Landscape painting is ultimately about deep observation and creating context that reflects my experiences of the natural world. I am interested in arresting the moment's perception and I have tried to build a vocabulary to render it in oils. Painting is to a large degree a celebration of those places that survive in the wild state, at the edge; but it is also elegiac and frustrating, as we are losing so much to poor development and environmental exploitation every day.
Techniques & Materials
The exacting hours at the easel are about keeping inspired moments pure. Technique is about building a usable vocabulary that helps me to explain my perceptions. Being knowledgeable in the correct applications of materials and using them in a craftsman-like manner extends my ability in keeping the inspired vision alive. It also helps connect me to the lineage of artists who got out of the studio and saw the significant power of Nature and tried to render their what they saw with really very humble and native stuff; linen, linseed oil, earth and natural pigments, wood, and hair. Pushing and pulling all this together is no mean feat and a constant challenge.

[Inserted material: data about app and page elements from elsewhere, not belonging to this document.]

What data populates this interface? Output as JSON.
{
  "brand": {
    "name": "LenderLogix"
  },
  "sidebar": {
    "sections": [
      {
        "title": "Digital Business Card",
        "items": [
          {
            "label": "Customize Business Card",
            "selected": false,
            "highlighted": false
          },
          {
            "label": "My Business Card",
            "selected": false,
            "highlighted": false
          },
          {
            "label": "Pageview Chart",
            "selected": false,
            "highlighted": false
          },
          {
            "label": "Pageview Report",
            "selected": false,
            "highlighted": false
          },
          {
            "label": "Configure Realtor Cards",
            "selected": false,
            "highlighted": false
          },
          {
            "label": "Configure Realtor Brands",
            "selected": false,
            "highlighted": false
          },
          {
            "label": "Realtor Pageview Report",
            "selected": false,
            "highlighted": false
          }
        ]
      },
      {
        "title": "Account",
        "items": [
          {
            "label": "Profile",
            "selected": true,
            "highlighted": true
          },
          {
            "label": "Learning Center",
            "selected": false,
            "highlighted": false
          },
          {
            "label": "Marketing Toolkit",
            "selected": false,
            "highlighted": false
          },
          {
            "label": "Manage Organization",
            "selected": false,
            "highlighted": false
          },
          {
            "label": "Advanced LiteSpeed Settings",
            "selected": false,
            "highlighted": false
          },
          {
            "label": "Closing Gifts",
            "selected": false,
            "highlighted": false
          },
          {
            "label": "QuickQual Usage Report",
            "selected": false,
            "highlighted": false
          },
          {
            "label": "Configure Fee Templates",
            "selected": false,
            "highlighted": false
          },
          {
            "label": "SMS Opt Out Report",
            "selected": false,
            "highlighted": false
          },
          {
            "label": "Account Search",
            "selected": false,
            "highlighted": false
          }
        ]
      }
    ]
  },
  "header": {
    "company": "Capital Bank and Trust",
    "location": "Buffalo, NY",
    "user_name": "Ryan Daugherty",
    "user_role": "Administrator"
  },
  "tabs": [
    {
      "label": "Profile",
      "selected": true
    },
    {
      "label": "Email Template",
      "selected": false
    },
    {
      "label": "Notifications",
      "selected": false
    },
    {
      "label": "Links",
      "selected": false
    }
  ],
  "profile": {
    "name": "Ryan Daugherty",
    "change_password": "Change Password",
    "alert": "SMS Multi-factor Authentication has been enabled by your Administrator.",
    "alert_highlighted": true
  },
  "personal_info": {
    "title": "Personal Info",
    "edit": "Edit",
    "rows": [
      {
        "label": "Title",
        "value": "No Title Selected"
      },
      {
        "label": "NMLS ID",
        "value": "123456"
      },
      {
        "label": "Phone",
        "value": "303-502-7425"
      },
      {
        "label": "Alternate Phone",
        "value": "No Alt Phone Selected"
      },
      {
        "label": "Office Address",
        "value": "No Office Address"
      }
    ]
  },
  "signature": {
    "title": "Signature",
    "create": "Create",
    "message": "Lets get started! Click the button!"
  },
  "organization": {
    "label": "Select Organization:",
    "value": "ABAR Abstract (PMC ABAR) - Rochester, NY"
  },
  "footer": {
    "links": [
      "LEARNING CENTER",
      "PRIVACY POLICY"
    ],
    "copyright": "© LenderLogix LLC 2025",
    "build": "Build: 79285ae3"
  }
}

I have built a visual language around the painters of the American and European work that reflects similar concerns. In the 19th and early 20th centuries, artists raised questions about the relationship of man and Nature and those questions remain valid, if not urgent, with increasing pressures from development and destruction of species and habitat.
These influences include the Barbizon, Hudson River School, Dusseldorf School of German Naturalism, and especially Ivan Shiskin, the premier Russian landscape artist. While I attended art school at the Ringling College of Art and Design in Sarasota, Florida, I had to go my own way to paint the way I sensed would serve my personal vision. Since the dominant mode of instruction was expressionist and non-objective in the mid 1980’s, I increasingly found I had to search outside of what had become rote academic cannon to find what I needed. It was not so much that secrets of painting had been 'lost' but respect for materials had been discarded in favor of dramatic emphasis
Ultimately, I see myself as an American artist with roots that go deep in many directions. My family heritage is grounded in the southeast; one of my great-grandfathers was a cabinet maker who moved in 1842 from Germany to settle near Macon, Georgia. My grandfather took up photography very early and had his own commercial photography studio in old Cedar Key, Florida, later in Bradenton, Florida. Visual culture was always part of my family life.
Bachelor of Fine Arts graduate degree from Ringling College of Art & Design in Sarasota, Florida, 1984.
I have had a freelance/private studio since 1984. My work is in private and corporate collections in London, New York, San Francisco, Florida, North and South Carolina. As well as a few places we probably don’t know about, yet.